What the task requires: Leaving the images behind, copy every line of the records exactly.

(Website and app data records)
§ §
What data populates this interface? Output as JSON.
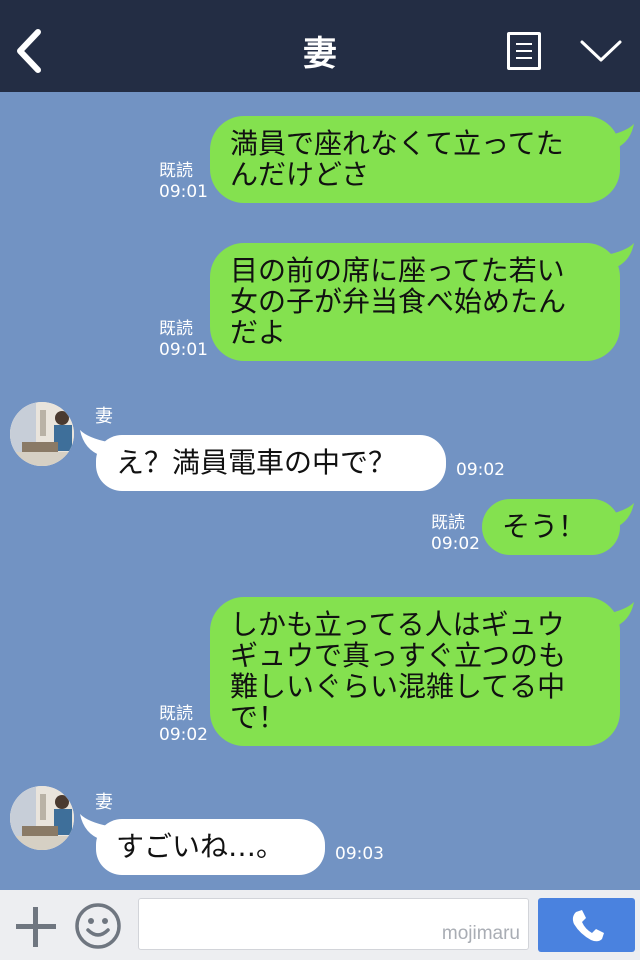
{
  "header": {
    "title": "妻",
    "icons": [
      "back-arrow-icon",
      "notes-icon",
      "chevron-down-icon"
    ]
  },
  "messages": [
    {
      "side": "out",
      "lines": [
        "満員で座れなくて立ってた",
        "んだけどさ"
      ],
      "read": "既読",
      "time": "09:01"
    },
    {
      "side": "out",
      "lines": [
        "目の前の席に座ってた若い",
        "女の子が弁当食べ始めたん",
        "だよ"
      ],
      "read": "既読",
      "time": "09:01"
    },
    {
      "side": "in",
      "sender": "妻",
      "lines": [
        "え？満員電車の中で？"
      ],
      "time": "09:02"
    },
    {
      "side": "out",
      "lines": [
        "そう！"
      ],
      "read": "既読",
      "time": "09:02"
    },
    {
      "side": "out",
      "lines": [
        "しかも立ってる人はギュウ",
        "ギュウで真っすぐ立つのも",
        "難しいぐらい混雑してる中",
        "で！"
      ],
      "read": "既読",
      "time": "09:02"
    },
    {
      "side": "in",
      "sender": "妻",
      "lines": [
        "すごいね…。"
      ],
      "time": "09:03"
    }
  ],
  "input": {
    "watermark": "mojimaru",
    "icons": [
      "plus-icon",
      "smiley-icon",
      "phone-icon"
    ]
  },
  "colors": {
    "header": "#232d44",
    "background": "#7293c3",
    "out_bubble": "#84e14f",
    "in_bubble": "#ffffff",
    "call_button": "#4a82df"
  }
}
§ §
Task response:
What data populates this interface? Output as JSON.
{
  "header": {
    "title": "妻",
    "icons": [
      "back-arrow-icon",
      "notes-icon",
      "chevron-down-icon"
    ]
  },
  "messages": [
    {
      "side": "out",
      "lines": [
        "満員で座れなくて立ってた",
        "んだけどさ"
      ],
      "read": "既読",
      "time": "09:01"
    },
    {
      "side": "out",
      "lines": [
        "目の前の席に座ってた若い",
        "女の子が弁当食べ始めたん",
        "だよ"
      ],
      "read": "既読",
      "time": "09:01"
    },
    {
      "side": "in",
      "sender": "妻",
      "lines": [
        "え？満員電車の中で？"
      ],
      "time": "09:02"
    },
    {
      "side": "out",
      "lines": [
        "そう！"
      ],
      "read": "既読",
      "time": "09:02"
    },
    {
      "side": "out",
      "lines": [
        "しかも立ってる人はギュウ",
        "ギュウで真っすぐ立つのも",
        "難しいぐらい混雑してる中",
        "で！"
      ],
      "read": "既読",
      "time": "09:02"
    },
    {
      "side": "in",
      "sender": "妻",
      "lines": [
        "すごいね…。"
      ],
      "time": "09:03"
    }
  ],
  "input": {
    "watermark": "mojimaru",
    "icons": [
      "plus-icon",
      "smiley-icon",
      "phone-icon"
    ]
  },
  "colors": {
    "header": "#232d44",
    "background": "#7293c3",
    "out_bubble": "#84e14f",
    "in_bubble": "#ffffff",
    "call_button": "#4a82df"
  }
}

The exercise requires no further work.